#### Data listing

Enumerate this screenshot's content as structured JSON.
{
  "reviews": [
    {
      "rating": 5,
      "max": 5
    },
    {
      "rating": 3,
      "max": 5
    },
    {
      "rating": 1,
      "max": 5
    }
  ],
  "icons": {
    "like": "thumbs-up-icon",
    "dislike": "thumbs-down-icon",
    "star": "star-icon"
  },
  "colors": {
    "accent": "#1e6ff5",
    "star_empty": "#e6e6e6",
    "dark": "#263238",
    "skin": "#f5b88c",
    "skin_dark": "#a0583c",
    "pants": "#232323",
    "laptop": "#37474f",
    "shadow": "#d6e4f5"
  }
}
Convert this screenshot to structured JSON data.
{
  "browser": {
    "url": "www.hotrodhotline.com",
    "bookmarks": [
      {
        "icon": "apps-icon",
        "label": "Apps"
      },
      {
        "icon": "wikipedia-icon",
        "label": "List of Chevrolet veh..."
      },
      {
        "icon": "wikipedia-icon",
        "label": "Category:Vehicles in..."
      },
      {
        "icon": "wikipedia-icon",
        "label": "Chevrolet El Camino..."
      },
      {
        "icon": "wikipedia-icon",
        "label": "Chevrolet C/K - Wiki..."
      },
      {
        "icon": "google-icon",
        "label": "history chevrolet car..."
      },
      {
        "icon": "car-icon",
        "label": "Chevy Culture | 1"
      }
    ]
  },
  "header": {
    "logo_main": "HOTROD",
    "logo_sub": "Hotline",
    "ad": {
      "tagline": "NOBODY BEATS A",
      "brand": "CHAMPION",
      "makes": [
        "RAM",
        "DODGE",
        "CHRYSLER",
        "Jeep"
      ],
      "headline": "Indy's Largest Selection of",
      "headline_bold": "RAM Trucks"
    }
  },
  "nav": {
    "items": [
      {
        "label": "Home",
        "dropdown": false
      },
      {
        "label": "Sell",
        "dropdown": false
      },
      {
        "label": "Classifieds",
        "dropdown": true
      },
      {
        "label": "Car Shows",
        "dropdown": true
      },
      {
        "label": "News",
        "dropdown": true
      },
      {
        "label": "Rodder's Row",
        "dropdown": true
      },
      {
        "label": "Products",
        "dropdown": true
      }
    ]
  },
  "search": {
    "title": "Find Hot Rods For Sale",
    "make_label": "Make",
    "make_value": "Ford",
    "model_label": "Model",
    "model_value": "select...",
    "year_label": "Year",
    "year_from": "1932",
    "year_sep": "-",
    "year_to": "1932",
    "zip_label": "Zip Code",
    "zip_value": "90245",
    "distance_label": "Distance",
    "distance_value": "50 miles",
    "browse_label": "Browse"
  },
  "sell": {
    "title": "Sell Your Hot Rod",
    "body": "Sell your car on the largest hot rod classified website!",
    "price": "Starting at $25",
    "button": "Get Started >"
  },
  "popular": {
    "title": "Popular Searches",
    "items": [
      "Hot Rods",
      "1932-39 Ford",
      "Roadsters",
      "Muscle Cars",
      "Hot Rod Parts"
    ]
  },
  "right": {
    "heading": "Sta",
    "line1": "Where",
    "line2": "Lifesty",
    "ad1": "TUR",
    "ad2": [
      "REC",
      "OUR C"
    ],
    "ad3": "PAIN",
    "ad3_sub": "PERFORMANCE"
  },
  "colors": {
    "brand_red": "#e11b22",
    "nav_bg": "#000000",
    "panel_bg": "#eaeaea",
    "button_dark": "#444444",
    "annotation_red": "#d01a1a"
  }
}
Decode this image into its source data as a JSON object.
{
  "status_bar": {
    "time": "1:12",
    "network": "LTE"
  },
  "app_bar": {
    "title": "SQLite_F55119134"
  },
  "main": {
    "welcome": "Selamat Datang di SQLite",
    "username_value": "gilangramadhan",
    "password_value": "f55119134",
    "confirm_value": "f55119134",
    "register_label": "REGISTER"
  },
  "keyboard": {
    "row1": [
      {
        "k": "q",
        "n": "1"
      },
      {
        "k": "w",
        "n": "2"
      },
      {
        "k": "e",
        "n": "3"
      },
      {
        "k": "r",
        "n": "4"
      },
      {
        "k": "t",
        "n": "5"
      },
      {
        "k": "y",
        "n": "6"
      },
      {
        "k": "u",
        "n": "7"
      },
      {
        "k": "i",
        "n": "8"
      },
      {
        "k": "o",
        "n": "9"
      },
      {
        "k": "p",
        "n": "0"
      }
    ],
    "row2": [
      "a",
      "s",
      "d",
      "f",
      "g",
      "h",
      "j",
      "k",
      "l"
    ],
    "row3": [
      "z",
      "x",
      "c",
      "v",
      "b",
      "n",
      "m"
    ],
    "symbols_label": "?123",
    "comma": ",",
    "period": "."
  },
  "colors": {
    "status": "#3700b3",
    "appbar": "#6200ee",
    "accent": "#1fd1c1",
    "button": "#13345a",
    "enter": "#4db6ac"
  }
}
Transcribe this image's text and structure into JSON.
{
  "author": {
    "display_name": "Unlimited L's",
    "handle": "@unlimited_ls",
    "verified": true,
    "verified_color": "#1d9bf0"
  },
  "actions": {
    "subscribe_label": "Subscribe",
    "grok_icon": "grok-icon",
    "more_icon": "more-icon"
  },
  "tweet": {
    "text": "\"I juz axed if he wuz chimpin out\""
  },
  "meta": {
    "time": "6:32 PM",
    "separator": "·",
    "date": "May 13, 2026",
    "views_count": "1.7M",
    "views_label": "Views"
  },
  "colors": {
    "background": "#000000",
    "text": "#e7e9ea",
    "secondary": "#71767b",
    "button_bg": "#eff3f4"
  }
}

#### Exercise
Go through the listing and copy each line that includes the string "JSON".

#### Answer section
Enumerate this screenshot's content as structured JSON.
Convert this screenshot to structured JSON data.
Decode this image into its source data as a JSON object.
Transcribe this image's text and structure into JSON.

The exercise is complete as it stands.